** Source material follows **

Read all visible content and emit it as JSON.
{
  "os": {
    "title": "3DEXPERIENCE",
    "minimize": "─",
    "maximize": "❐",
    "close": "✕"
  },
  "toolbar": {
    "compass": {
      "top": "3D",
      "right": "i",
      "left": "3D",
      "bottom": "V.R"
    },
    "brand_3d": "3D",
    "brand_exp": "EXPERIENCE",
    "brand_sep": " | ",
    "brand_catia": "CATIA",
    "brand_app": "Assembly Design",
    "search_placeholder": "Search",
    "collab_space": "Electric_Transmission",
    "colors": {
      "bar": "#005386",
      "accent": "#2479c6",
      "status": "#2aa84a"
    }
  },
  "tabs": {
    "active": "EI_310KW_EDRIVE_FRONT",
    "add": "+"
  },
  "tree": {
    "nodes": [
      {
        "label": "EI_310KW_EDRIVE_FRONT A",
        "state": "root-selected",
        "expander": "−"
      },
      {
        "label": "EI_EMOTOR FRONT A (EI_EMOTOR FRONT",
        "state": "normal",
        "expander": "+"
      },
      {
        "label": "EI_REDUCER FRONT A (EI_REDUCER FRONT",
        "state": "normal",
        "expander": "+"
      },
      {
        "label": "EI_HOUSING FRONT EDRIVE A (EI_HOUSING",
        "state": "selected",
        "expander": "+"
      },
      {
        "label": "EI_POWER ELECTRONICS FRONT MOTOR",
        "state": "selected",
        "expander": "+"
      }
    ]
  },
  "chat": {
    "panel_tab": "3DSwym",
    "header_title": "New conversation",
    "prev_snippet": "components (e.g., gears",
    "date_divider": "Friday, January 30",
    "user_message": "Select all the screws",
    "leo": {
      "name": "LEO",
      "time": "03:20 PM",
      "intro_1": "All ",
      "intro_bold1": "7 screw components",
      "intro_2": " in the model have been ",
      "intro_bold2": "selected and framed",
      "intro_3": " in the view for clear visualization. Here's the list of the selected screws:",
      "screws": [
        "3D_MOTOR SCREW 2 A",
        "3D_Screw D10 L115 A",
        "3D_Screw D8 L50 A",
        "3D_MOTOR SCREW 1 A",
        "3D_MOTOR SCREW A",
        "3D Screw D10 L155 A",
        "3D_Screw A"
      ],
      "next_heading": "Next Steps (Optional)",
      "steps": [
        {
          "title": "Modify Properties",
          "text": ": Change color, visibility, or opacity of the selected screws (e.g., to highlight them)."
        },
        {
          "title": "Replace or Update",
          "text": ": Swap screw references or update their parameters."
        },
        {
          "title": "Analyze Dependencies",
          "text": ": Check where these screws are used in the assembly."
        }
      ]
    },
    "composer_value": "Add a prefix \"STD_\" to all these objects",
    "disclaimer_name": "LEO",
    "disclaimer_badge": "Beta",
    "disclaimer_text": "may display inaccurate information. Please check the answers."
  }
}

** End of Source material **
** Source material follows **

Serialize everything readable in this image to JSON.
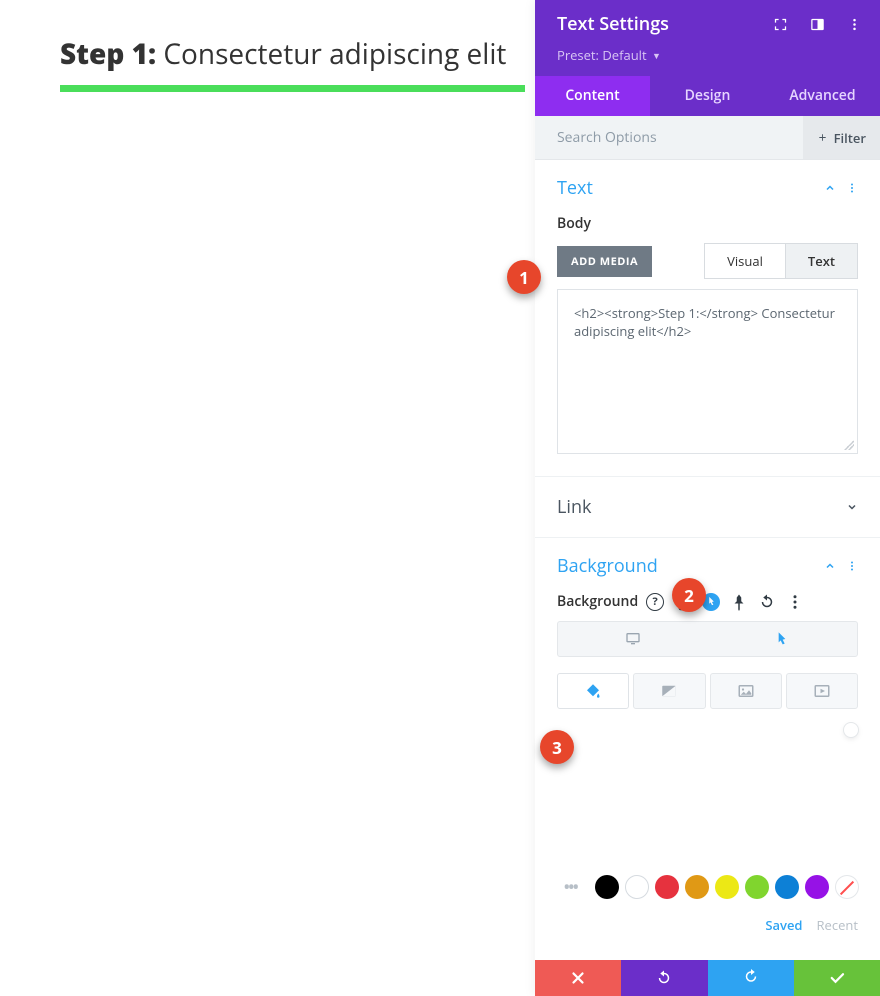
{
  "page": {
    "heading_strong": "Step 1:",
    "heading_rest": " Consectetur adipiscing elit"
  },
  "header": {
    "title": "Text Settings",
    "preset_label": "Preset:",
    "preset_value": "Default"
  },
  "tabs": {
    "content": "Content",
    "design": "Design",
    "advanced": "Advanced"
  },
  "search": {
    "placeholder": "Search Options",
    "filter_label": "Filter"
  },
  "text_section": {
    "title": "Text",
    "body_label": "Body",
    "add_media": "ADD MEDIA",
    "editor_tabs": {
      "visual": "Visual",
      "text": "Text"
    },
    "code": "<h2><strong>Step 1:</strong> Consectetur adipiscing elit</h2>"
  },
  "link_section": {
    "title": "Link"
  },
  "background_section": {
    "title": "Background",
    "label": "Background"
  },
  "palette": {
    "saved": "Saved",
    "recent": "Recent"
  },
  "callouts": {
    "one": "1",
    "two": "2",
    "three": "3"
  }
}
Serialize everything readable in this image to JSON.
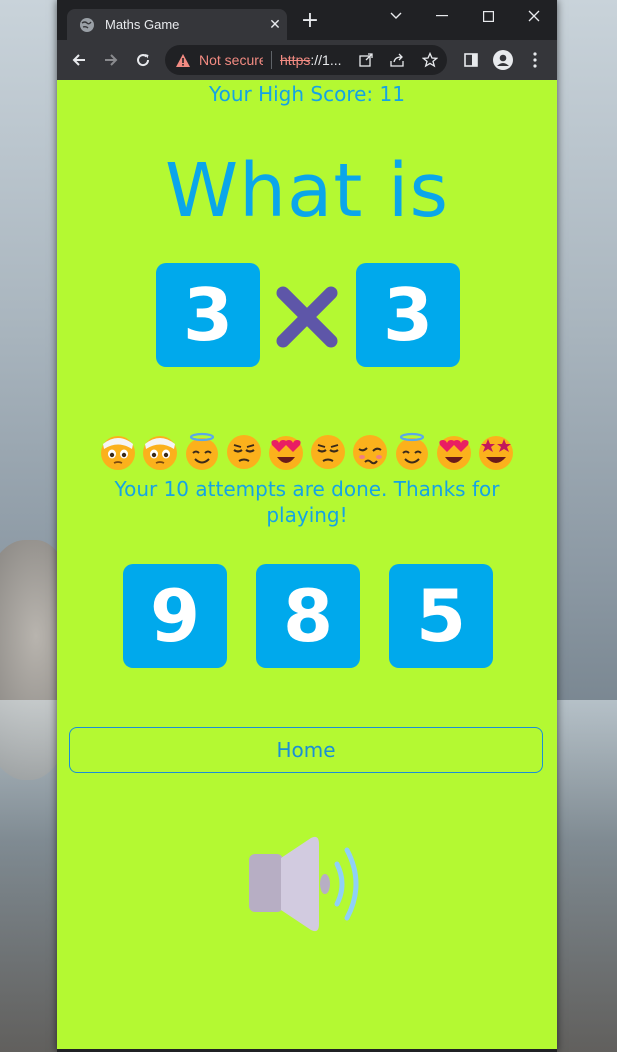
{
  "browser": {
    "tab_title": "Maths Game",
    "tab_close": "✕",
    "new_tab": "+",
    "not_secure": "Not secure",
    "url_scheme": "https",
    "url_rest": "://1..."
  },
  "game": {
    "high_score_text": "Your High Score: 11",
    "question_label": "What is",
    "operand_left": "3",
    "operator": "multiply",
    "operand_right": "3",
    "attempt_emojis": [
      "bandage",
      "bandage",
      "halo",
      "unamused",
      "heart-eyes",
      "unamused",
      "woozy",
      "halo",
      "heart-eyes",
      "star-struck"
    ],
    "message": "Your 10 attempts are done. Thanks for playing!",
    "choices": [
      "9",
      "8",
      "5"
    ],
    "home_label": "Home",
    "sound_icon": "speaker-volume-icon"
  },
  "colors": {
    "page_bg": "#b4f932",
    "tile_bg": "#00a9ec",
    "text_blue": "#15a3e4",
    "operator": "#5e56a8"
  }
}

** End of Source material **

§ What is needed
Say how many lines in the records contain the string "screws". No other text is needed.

§ Your response
5